Global online retailer Gilt, which prided itself on offering the best reductions on designer goods, has sold for $250 million just four years after being valued at $1 billion.
Murmurs around the performance marketing industry indicate that consumers are growing tired of being constantly bombarded with offers, which made commentary from experts about “consumer fatigue” regarding discounts all the more explainable when it came to analysing Gilt’s recent plight.
Hudson’s Bay Company, the Canadian parent firm of department store chain Saks Fifth Avenue, moved to purchase Gilt at the tail-end of last week and has some pretty radical ideas for how it can turn things around. Plans include an integration with Saks which would see a synergy between online and bricks-and-mortar.
Yet, it’s Gilt’s slump in value that has attracted most of the press, bringing an end to what some sections are calling its “unicorn tale”. With a recent study from SAP Hybris and Forrester finding that 44% of consumers in 2015 were receiving too many offers and promotions, there are signs that the retailer’s discount-heavy strategy had enjoyed its peak in 2011.
While it’s said that Gilt has toned down its early act, UK site visitors are greeted by a prompt for an email newsletter sign-up, with two of the four benefits dedicated to “up to 70% off” and a promise of “new sales every day”.
With the deal set to close by the start of next month, an end has been brought on Gilt as its nine million active members knew it.

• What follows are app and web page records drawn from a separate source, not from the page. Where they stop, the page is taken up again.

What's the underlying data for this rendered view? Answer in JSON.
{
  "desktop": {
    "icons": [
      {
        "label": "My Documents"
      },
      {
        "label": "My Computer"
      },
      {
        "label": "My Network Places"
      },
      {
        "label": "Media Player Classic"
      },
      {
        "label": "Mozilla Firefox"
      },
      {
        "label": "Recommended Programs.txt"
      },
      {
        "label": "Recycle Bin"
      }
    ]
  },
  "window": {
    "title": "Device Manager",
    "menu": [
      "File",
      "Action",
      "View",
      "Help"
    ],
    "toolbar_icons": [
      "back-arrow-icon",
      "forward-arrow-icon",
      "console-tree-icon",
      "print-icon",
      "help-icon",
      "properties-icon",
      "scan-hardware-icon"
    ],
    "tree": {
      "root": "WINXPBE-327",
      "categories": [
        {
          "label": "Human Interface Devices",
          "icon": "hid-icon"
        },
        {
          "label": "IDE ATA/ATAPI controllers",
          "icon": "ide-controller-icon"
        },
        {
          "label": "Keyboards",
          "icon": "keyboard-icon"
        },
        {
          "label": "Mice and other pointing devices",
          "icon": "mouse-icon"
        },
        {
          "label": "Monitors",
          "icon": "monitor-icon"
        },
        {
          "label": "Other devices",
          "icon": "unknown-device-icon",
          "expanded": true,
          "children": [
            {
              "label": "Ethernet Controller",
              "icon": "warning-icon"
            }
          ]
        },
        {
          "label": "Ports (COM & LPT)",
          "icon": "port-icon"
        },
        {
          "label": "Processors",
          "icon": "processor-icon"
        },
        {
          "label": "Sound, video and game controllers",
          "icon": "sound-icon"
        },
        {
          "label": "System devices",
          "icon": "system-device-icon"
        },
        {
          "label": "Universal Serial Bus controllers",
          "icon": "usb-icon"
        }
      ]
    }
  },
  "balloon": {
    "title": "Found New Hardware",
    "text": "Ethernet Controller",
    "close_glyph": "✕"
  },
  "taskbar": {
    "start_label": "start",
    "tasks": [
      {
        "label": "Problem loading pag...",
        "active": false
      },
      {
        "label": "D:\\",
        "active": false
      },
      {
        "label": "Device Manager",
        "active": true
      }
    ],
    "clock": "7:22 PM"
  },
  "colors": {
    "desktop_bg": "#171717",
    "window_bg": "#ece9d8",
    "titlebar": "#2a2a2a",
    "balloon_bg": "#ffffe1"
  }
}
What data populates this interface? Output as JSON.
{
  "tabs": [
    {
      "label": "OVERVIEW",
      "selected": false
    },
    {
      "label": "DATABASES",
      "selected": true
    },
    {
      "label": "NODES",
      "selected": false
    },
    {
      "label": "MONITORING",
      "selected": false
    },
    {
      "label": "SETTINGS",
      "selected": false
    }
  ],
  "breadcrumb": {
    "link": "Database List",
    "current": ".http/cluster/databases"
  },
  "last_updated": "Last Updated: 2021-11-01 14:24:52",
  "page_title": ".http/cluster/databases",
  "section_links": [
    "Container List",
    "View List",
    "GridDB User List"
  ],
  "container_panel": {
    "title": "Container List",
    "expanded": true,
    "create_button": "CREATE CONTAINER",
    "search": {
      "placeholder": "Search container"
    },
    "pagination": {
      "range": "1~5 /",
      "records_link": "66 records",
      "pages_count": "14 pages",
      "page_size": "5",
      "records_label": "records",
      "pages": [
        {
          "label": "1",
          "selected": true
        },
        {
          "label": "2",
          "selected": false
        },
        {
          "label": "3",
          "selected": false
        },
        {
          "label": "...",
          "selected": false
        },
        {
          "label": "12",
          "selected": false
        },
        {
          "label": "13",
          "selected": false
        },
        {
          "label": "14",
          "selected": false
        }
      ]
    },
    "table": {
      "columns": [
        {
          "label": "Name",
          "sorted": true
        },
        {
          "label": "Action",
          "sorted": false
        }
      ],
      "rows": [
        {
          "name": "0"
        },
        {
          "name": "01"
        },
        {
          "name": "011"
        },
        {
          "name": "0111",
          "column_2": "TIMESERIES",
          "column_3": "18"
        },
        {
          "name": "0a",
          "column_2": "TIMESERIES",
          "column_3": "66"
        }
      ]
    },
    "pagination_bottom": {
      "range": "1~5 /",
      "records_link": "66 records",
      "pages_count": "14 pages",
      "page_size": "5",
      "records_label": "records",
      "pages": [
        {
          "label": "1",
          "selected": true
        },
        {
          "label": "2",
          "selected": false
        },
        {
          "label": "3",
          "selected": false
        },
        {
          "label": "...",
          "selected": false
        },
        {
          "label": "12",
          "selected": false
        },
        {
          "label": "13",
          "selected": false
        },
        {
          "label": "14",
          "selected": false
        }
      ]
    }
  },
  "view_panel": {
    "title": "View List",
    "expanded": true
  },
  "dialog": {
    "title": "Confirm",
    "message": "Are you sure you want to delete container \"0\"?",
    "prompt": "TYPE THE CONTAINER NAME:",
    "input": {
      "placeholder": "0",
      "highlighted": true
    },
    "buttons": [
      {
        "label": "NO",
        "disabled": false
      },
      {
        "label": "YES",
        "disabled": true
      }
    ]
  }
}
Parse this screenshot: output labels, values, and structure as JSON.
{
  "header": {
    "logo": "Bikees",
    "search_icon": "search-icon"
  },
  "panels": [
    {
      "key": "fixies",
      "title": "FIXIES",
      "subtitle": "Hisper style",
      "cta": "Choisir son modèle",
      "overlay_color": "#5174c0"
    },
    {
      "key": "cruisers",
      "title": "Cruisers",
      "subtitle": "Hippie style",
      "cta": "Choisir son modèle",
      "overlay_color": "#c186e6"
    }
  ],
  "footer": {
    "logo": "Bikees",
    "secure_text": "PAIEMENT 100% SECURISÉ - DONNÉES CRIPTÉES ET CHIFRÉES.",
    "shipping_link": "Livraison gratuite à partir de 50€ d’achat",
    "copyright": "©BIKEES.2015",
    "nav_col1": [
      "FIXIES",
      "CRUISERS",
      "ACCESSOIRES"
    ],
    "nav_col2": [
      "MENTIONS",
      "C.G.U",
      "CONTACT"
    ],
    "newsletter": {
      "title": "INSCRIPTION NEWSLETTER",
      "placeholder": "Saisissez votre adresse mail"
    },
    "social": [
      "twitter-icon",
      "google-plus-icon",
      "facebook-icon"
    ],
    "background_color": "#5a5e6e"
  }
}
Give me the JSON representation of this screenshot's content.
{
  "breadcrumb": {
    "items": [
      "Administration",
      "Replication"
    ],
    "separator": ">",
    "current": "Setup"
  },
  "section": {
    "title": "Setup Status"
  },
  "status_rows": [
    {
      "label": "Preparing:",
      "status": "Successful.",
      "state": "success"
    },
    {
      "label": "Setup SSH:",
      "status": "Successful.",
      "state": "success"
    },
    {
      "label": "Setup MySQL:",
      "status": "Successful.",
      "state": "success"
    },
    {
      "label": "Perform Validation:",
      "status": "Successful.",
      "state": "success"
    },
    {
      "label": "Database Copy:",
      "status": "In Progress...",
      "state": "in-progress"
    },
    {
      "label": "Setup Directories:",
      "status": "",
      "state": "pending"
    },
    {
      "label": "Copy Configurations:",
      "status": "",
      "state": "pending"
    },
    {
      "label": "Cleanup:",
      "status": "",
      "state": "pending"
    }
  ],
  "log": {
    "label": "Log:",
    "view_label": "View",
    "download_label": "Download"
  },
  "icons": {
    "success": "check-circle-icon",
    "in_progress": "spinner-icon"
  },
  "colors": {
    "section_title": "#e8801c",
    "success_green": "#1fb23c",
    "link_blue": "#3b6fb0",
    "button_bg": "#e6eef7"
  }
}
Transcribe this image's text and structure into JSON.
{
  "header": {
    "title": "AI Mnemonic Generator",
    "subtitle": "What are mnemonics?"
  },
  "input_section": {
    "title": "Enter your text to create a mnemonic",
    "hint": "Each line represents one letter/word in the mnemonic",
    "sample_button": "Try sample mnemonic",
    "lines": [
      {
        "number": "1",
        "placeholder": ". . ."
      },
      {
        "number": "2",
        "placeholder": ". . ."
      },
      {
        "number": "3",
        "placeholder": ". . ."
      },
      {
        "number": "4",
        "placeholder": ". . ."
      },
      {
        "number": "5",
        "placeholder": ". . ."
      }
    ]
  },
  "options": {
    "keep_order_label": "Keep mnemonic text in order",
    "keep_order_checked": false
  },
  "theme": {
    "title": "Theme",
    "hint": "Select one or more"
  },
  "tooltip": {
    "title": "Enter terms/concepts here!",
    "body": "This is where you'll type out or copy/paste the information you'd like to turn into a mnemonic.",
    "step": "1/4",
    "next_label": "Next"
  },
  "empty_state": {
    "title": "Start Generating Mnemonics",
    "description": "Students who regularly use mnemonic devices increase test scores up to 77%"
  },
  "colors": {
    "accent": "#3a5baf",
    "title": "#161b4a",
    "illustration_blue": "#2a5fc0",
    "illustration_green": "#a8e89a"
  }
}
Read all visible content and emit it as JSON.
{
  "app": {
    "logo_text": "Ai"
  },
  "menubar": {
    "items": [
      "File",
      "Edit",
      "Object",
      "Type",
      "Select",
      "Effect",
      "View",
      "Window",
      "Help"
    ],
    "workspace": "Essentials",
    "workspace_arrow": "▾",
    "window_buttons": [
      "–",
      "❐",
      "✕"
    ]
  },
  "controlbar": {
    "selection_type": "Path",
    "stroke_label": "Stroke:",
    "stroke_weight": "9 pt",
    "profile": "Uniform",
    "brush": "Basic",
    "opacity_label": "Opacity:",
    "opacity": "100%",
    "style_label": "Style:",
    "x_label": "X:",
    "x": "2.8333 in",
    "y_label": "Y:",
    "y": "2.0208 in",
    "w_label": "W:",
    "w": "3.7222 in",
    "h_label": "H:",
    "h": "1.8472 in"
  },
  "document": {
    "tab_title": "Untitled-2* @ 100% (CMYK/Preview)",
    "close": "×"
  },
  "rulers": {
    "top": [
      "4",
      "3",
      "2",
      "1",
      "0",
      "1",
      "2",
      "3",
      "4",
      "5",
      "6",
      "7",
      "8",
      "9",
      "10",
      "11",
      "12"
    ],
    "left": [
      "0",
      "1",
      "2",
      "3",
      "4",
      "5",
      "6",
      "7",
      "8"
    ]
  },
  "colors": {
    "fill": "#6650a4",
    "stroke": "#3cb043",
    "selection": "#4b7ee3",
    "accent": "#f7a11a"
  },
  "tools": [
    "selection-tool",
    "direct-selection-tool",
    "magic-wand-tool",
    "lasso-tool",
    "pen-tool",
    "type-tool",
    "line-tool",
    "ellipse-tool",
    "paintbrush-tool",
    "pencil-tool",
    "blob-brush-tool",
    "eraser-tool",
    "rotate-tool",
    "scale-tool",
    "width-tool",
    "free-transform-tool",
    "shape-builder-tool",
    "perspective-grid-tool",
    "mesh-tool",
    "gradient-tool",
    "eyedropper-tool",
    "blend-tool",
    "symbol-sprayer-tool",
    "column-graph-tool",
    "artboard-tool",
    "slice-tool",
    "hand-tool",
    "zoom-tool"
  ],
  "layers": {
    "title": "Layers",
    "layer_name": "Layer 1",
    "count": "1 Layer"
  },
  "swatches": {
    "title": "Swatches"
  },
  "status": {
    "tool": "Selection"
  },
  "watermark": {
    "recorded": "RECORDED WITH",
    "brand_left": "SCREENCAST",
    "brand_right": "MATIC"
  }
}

Just nine years after starting out under the wings of entrepreneurs Kevin Ryan and Dwight Merriman, the retailer will now serve as the growth vehicle behind Saks, with Hudson’s Bay expecting the flash sales retailer to generate an $500 million in sales revenue by the end of the year.
This is a far departure from plans set as early as 2014 about a potential IPO, which was eventually put off following a $50 million funding round conducted early in 2015.
Goldman Sachs had been hired to oversee its move towards an Initial Public Offering before these plans were shelved following concerns over Gilt’s ability to return “consistent growth and profitability”, as stated by a company spokesperson.
A fresh start
Gilt rose to prominence after generating plenty of fashion industry buzz with its first batch of discounts.
It’s believed that offers like its website-crashing 50% discount on Christian Louboutin shoes led to adoption of the ‘flash sales’ concept by a number of online retailers.
Reports from pando.com suggest the company was hiring employees on a daily basis until things started to turn sour. After dismissing 90 employees due to fears of a lack of profit in 2012, Gilt endured a downward spiral which saw plans for an IPO grow further away by the month.
It had also enjoyed the last of its funding missions for a while – last February’s coup of $50 million being the first injection of cash since an “undisclosed” account was gained in 2011, according to accounts on CrunchBase.
Reports last year put the company’s immediate future in doubt after re/code sources revealed that a third of the company’s revenue came from the redemption of discounts in Gmail inboxes – the same model that was being touted for a demise.
Last year PerformanceIN spoke with a number of performance marketing industry sources about trends in discount usage, finding that a move away from incentivisation was present in certain corners.
Despite this, and CEO Michelle Peluso admitting that it “didn’t have that mix right in 2014”, last year the company was looking to its recently gained $50 million to ease expansion into Australia and China.
It now faces a fresh start under the capable guardianship of Hudson’s Bay Company, whose various retail properties reported revenue of C$8.17 billion (£3.9 billion) in 2014.